# Supplied data
*** Begin section ***
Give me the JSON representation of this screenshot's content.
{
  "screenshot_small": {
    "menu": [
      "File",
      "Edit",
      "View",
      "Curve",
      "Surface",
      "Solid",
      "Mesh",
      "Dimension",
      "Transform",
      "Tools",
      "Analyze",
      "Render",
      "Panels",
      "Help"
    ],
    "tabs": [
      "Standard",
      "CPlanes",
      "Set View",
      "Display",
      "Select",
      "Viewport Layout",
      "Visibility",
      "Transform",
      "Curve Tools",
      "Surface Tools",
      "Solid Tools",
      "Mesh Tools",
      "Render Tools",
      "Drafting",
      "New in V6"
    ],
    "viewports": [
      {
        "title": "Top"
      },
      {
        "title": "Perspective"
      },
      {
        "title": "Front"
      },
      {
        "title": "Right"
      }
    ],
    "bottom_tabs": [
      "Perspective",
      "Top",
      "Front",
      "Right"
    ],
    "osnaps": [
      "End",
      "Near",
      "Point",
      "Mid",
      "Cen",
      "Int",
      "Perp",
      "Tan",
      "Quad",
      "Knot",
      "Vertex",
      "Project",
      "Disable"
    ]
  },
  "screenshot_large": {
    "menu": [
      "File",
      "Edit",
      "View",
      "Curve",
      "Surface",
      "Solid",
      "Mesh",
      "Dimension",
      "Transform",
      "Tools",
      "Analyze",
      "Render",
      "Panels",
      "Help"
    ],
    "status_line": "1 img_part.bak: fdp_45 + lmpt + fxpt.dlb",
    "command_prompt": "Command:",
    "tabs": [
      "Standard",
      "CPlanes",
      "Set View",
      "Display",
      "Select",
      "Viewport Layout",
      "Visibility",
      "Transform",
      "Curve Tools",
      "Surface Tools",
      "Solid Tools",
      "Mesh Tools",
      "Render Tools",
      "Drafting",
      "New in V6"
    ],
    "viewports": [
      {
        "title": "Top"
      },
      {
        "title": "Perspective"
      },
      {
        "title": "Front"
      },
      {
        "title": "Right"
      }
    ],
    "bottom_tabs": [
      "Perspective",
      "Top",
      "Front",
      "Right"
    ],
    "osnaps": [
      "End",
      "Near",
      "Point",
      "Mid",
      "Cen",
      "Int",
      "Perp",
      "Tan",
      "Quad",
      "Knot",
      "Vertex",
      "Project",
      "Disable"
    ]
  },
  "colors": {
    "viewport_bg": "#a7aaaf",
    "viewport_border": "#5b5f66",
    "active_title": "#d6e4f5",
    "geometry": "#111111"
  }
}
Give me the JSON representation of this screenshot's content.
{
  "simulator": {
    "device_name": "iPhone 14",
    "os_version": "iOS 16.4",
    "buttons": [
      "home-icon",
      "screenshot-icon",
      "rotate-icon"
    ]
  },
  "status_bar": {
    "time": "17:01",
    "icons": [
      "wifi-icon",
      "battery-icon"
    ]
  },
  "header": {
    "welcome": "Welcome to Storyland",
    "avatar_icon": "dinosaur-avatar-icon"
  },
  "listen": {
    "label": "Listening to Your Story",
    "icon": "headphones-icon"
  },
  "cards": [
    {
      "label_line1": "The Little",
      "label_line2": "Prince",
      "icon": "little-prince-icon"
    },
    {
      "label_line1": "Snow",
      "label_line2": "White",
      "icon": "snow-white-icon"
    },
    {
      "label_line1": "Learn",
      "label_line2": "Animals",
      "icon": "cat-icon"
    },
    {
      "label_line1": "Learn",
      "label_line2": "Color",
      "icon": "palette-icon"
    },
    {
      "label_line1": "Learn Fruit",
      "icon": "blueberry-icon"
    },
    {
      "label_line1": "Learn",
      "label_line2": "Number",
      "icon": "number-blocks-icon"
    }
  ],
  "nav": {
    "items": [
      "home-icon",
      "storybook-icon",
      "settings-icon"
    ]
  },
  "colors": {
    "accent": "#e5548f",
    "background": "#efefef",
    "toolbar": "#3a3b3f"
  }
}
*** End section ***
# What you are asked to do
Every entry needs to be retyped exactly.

# Answer area
Give me the JSON representation of this screenshot's content.
{
  "screenshot_small": {
    "menu": [
      "File",
      "Edit",
      "View",
      "Curve",
      "Surface",
      "Solid",
      "Mesh",
      "Dimension",
      "Transform",
      "Tools",
      "Analyze",
      "Render",
      "Panels",
      "Help"
    ],
    "tabs": [
      "Standard",
      "CPlanes",
      "Set View",
      "Display",
      "Select",
      "Viewport Layout",
      "Visibility",
      "Transform",
      "Curve Tools",
      "Surface Tools",
      "Solid Tools",
      "Mesh Tools",
      "Render Tools",
      "Drafting",
      "New in V6"
    ],
    "viewports": [
      {
        "title": "Top"
      },
      {
        "title": "Perspective"
      },
      {
        "title": "Front"
      },
      {
        "title": "Right"
      }
    ],
    "bottom_tabs": [
      "Perspective",
      "Top",
      "Front",
      "Right"
    ],
    "osnaps": [
      "End",
      "Near",
      "Point",
      "Mid",
      "Cen",
      "Int",
      "Perp",
      "Tan",
      "Quad",
      "Knot",
      "Vertex",
      "Project",
      "Disable"
    ]
  },
  "screenshot_large": {
    "menu": [
      "File",
      "Edit",
      "View",
      "Curve",
      "Surface",
      "Solid",
      "Mesh",
      "Dimension",
      "Transform",
      "Tools",
      "Analyze",
      "Render",
      "Panels",
      "Help"
    ],
    "status_line": "1 img_part.bak: fdp_45 + lmpt + fxpt.dlb",
    "command_prompt": "Command:",
    "tabs": [
      "Standard",
      "CPlanes",
      "Set View",
      "Display",
      "Select",
      "Viewport Layout",
      "Visibility",
      "Transform",
      "Curve Tools",
      "Surface Tools",
      "Solid Tools",
      "Mesh Tools",
      "Render Tools",
      "Drafting",
      "New in V6"
    ],
    "viewports": [
      {
        "title": "Top"
      },
      {
        "title": "Perspective"
      },
      {
        "title": "Front"
      },
      {
        "title": "Right"
      }
    ],
    "bottom_tabs": [
      "Perspective",
      "Top",
      "Front",
      "Right"
    ],
    "osnaps": [
      "End",
      "Near",
      "Point",
      "Mid",
      "Cen",
      "Int",
      "Perp",
      "Tan",
      "Quad",
      "Knot",
      "Vertex",
      "Project",
      "Disable"
    ]
  },
  "colors": {
    "viewport_bg": "#a7aaaf",
    "viewport_border": "#5b5f66",
    "active_title": "#d6e4f5",
    "geometry": "#111111"
  }
}
Give me the JSON representation of this screenshot's content.
{
  "simulator": {
    "device_name": "iPhone 14",
    "os_version": "iOS 16.4",
    "buttons": [
      "home-icon",
      "screenshot-icon",
      "rotate-icon"
    ]
  },
  "status_bar": {
    "time": "17:01",
    "icons": [
      "wifi-icon",
      "battery-icon"
    ]
  },
  "header": {
    "welcome": "Welcome to Storyland",
    "avatar_icon": "dinosaur-avatar-icon"
  },
  "listen": {
    "label": "Listening to Your Story",
    "icon": "headphones-icon"
  },
  "cards": [
    {
      "label_line1": "The Little",
      "label_line2": "Prince",
      "icon": "little-prince-icon"
    },
    {
      "label_line1": "Snow",
      "label_line2": "White",
      "icon": "snow-white-icon"
    },
    {
      "label_line1": "Learn",
      "label_line2": "Animals",
      "icon": "cat-icon"
    },
    {
      "label_line1": "Learn",
      "label_line2": "Color",
      "icon": "palette-icon"
    },
    {
      "label_line1": "Learn Fruit",
      "icon": "blueberry-icon"
    },
    {
      "label_line1": "Learn",
      "label_line2": "Number",
      "icon": "number-blocks-icon"
    }
  ],
  "nav": {
    "items": [
      "home-icon",
      "storybook-icon",
      "settings-icon"
    ]
  },
  "colors": {
    "accent": "#e5548f",
    "background": "#efefef",
    "toolbar": "#3a3b3f"
  }
}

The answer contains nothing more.